*DESCRIPTION OF THE TASK*:
An exact copy of each line below is needed, with no images in it.

*ENTRIES PROVIDED*:

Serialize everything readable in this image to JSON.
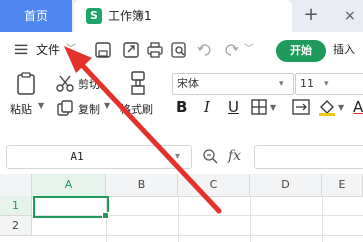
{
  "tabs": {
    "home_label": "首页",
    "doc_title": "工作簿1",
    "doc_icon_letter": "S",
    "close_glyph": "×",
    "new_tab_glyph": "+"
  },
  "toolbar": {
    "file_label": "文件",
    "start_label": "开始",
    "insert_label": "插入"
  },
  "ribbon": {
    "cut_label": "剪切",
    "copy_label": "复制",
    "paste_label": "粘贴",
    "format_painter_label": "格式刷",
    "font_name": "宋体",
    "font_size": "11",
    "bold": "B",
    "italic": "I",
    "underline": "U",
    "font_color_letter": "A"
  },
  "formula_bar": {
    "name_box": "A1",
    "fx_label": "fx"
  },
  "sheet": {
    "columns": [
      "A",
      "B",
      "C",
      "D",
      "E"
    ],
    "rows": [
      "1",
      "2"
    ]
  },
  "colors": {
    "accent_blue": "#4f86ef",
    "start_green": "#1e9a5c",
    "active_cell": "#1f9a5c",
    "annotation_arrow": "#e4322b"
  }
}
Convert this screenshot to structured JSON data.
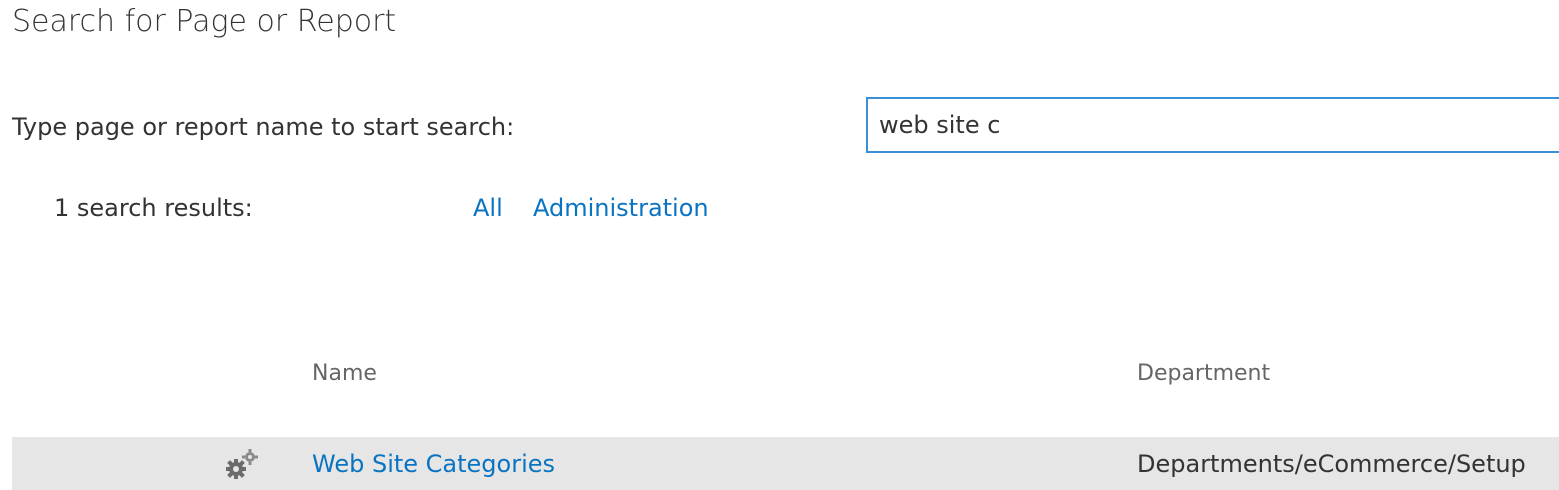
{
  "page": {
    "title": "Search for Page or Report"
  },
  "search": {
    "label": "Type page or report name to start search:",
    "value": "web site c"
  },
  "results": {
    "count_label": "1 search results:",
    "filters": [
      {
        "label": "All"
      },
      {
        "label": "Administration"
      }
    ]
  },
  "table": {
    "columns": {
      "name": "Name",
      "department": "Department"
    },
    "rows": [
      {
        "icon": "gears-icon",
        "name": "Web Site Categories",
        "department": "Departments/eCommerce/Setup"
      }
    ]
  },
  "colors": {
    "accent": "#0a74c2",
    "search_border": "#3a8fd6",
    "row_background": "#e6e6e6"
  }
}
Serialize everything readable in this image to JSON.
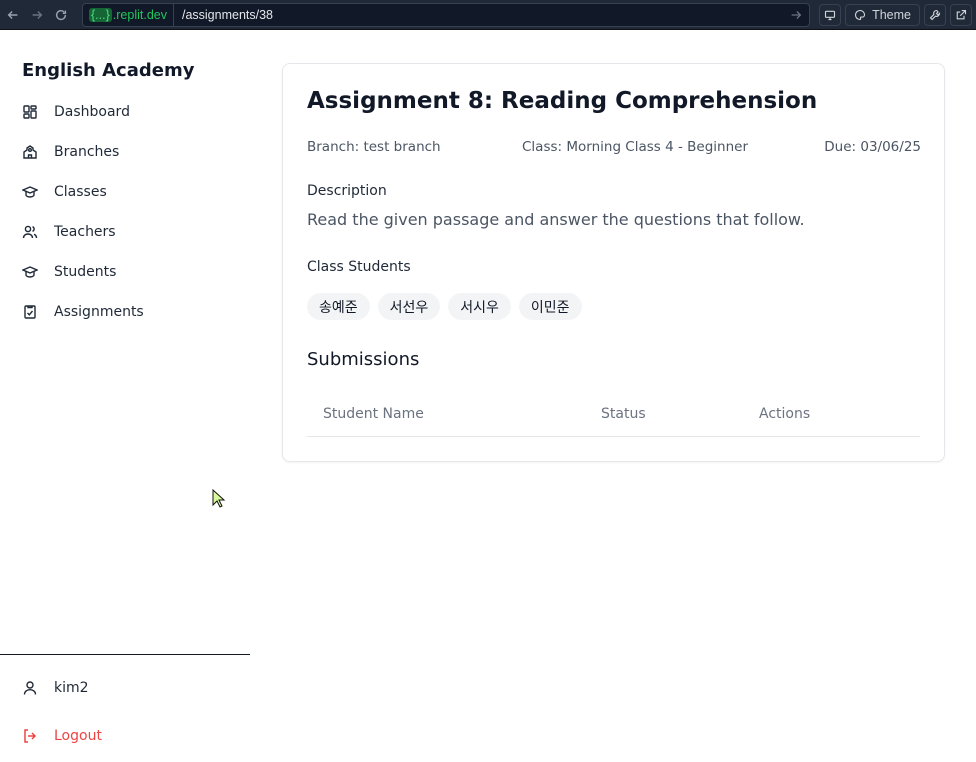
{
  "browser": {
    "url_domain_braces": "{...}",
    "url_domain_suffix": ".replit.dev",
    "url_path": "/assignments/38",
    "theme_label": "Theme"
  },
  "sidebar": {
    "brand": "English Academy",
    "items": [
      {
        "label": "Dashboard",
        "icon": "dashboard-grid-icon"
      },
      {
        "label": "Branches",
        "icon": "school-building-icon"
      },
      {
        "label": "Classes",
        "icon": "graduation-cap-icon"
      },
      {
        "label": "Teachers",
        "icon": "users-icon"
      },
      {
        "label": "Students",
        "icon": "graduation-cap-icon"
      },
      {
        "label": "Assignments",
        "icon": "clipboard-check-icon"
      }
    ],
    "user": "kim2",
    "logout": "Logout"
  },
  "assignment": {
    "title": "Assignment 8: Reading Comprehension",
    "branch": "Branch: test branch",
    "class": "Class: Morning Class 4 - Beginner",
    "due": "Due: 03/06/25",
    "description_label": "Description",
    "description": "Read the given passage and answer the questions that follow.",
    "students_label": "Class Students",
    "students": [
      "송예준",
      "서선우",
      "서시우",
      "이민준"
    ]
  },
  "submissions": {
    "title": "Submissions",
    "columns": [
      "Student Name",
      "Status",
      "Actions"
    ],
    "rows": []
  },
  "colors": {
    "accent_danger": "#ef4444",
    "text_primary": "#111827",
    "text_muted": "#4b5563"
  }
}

*EXERCISE SOLUTION*:
Serialize everything readable in this image to JSON.
{
  "tabs": {
    "home_label": "首页",
    "doc_title": "工作簿1",
    "doc_icon_letter": "S",
    "close_glyph": "×",
    "new_tab_glyph": "+"
  },
  "toolbar": {
    "file_label": "文件",
    "start_label": "开始",
    "insert_label": "插入"
  },
  "ribbon": {
    "cut_label": "剪切",
    "copy_label": "复制",
    "paste_label": "粘贴",
    "format_painter_label": "格式刷",
    "font_name": "宋体",
    "font_size": "11",
    "bold": "B",
    "italic": "I",
    "underline": "U",
    "font_color_letter": "A"
  },
  "formula_bar": {
    "name_box": "A1",
    "fx_label": "fx"
  },
  "sheet": {
    "columns": [
      "A",
      "B",
      "C",
      "D",
      "E"
    ],
    "rows": [
      "1",
      "2"
    ]
  },
  "colors": {
    "accent_blue": "#4f86ef",
    "start_green": "#1e9a5c",
    "active_cell": "#1f9a5c",
    "annotation_arrow": "#e4322b"
  }
}
Convert this screenshot to structured JSON data.
{
  "page": {
    "title": "Search for Page or Report"
  },
  "search": {
    "label": "Type page or report name to start search:",
    "value": "web site c"
  },
  "results": {
    "count_label": "1 search results:",
    "filters": [
      {
        "label": "All"
      },
      {
        "label": "Administration"
      }
    ]
  },
  "table": {
    "columns": {
      "name": "Name",
      "department": "Department"
    },
    "rows": [
      {
        "icon": "gears-icon",
        "name": "Web Site Categories",
        "department": "Departments/eCommerce/Setup"
      }
    ]
  },
  "colors": {
    "accent": "#0a74c2",
    "search_border": "#3a8fd6",
    "row_background": "#e6e6e6"
  }
}
Serialize everything readable in this image to JSON.
{
  "browser": {
    "url_domain_braces": "{...}",
    "url_domain_suffix": ".replit.dev",
    "url_path": "/assignments/38",
    "theme_label": "Theme"
  },
  "sidebar": {
    "brand": "English Academy",
    "items": [
      {
        "label": "Dashboard",
        "icon": "dashboard-grid-icon"
      },
      {
        "label": "Branches",
        "icon": "school-building-icon"
      },
      {
        "label": "Classes",
        "icon": "graduation-cap-icon"
      },
      {
        "label": "Teachers",
        "icon": "users-icon"
      },
      {
        "label": "Students",
        "icon": "graduation-cap-icon"
      },
      {
        "label": "Assignments",
        "icon": "clipboard-check-icon"
      }
    ],
    "user": "kim2",
    "logout": "Logout"
  },
  "assignment": {
    "title": "Assignment 8: Reading Comprehension",
    "branch": "Branch: test branch",
    "class": "Class: Morning Class 4 - Beginner",
    "due": "Due: 03/06/25",
    "description_label": "Description",
    "description": "Read the given passage and answer the questions that follow.",
    "students_label": "Class Students",
    "students": [
      "송예준",
      "서선우",
      "서시우",
      "이민준"
    ]
  },
  "submissions": {
    "title": "Submissions",
    "columns": [
      "Student Name",
      "Status",
      "Actions"
    ],
    "rows": []
  },
  "colors": {
    "accent_danger": "#ef4444",
    "text_primary": "#111827",
    "text_muted": "#4b5563"
  }
}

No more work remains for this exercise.